But new landlords can get themselves into sticky tax trouble or end up with a tax bill if they fail to understand certain specific rules that apply to the landlord profession. For instance, do you know how to properly account for various types of rental income? Here are a few key points to keep your landlord business on the up-and-up in three common situations.
1. Security Deposits
Most landlords require some kind of refundable security deposit in case the tenants, their friends, or their pets damage the home. Security deposits can run into the thousands of dollars and they generally get settled up months or years after collected.
So, when are they considered income? Generally, refundable deposits are not reported as income when received because that money may or may not be kept by the landlord. The income is recognized when the tenant ends their lease and the deposit is accounted for, fully returned, partially returned, or kept.
2. Prepaid Rent
Prepaid rent often includes payment for the final month in advance when a person rents the unit. While this may seem very similar to security deposits, it is treated differently for taxes. In this case, the rent is income when it is paid to the landlord (including short-term rental owners).
Why the change? Simply put, prepaid rent is not generally given back to the tenant. Since it will be kept, the landlord must report it as income when he or she receives it. This holds true whether the landlord uses the cash method of accounting or the accrual method.
3. Tenant Improvements

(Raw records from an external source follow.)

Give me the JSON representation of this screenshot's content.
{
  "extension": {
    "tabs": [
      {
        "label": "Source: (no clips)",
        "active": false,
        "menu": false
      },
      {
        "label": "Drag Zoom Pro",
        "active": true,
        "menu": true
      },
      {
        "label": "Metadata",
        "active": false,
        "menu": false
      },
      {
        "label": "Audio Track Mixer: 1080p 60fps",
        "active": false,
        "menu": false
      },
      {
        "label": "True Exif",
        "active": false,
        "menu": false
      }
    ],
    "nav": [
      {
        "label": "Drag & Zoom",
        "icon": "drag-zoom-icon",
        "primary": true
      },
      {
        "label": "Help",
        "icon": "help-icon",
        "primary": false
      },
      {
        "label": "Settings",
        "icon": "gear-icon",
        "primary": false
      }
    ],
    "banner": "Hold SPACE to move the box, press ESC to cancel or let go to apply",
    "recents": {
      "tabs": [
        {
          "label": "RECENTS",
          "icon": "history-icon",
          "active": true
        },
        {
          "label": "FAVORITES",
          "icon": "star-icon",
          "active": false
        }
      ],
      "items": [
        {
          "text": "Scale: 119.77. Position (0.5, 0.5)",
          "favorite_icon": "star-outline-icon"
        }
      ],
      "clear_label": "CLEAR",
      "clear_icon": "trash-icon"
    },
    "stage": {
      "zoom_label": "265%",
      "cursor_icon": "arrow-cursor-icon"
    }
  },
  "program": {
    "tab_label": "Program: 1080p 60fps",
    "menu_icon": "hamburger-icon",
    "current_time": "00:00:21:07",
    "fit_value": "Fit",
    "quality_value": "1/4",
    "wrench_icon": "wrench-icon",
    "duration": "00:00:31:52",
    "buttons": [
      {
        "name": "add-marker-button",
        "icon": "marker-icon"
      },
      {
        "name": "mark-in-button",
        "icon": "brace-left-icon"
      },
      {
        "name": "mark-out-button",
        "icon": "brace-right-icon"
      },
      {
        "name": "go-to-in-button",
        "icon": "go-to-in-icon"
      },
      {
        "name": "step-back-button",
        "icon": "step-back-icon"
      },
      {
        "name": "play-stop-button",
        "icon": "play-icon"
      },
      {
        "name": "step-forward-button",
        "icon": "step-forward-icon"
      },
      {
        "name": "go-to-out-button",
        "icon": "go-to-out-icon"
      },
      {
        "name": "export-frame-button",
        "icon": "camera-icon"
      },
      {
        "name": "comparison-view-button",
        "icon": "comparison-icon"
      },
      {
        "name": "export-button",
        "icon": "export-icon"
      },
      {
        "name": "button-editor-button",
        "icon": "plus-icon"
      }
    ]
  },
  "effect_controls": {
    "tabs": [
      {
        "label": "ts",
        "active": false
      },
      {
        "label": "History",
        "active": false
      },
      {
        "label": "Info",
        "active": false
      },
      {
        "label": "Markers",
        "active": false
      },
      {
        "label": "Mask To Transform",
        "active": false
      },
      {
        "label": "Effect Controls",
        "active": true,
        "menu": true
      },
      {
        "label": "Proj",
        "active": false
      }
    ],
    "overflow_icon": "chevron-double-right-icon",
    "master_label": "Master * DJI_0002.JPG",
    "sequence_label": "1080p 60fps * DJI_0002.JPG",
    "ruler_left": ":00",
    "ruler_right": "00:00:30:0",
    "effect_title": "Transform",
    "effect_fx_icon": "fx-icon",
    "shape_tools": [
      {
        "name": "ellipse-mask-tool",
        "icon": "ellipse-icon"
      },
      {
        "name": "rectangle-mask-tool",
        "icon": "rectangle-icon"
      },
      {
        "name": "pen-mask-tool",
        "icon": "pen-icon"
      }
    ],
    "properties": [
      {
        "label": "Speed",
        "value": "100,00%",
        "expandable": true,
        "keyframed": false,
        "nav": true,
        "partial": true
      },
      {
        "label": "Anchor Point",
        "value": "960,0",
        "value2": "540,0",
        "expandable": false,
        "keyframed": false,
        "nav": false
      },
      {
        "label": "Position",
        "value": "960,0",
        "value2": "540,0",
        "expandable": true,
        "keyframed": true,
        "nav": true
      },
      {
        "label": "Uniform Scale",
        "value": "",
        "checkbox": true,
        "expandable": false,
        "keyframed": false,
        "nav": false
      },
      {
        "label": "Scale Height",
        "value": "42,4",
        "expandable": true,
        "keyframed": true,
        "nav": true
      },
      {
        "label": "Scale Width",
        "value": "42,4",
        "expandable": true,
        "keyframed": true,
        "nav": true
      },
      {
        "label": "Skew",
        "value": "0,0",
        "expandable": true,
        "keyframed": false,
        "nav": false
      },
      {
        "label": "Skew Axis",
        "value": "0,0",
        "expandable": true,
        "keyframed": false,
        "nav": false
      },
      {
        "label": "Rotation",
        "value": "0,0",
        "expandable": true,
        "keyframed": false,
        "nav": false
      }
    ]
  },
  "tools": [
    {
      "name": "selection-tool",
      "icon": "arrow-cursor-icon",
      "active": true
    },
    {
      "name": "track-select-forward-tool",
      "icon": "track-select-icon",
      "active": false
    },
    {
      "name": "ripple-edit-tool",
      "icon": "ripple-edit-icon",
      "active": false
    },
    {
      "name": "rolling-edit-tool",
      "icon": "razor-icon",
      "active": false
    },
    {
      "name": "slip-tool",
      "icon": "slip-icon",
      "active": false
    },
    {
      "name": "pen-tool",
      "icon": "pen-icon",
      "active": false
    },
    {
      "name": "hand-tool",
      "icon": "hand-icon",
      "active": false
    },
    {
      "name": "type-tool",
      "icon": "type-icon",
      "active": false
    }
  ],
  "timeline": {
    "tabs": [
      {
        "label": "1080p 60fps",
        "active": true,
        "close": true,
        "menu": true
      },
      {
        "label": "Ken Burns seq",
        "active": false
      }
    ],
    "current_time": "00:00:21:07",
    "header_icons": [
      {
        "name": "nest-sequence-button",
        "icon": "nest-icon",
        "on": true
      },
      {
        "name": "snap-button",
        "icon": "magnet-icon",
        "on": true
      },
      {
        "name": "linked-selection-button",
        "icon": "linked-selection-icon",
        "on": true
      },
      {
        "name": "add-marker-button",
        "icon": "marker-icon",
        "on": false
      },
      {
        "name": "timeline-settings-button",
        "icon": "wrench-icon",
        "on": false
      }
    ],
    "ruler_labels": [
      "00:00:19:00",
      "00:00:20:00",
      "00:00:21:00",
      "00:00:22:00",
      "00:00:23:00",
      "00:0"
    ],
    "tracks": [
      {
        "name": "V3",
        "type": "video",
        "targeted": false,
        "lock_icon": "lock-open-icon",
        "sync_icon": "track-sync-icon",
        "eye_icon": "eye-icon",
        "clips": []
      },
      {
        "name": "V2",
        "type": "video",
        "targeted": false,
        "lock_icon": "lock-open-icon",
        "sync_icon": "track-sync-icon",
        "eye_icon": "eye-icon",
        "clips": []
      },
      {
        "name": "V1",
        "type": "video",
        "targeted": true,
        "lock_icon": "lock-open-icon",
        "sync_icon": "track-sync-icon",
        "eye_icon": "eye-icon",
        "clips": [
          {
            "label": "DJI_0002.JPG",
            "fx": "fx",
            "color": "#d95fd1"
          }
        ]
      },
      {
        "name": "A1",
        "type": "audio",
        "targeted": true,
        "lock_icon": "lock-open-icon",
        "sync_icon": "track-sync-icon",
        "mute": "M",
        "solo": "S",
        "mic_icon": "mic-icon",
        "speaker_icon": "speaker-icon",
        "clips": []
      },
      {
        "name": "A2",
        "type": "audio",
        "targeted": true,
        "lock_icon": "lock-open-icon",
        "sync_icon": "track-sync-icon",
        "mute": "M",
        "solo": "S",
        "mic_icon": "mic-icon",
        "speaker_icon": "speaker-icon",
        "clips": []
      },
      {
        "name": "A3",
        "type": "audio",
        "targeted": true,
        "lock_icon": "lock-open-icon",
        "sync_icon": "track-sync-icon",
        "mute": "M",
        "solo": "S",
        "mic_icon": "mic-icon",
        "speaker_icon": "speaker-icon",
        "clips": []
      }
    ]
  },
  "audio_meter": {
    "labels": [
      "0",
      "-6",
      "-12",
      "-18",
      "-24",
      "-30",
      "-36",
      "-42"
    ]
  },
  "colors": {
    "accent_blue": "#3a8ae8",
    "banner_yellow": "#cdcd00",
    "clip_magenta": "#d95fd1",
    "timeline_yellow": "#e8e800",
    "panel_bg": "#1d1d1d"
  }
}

What if your tenant does improvements to the unit? The tax treatment depends on whether or not this improvement is accepted in lieu of rent. If it was, the improvements are considered rental income when accepted. If the improvements are not in lieu of rent, then they are not rental income. Changes that increase the unit's value, though, may need to be capitalized as part of the tax basis of the building.
For some small landlords, incorrect treatment of income might not have a large effect on their tax bill. But if your units turnover often, they have high dollar values, or you plan to keep growing your business, these dollar amounts can turn into thousands of dollars. And that adds up quickly.
Your best bet is to work with a qualified CPA (certified public accountant) with experienced in the rental industry. Contact a firm, like John M Vlasac & Company, to learn how to avoid any IRS entanglements.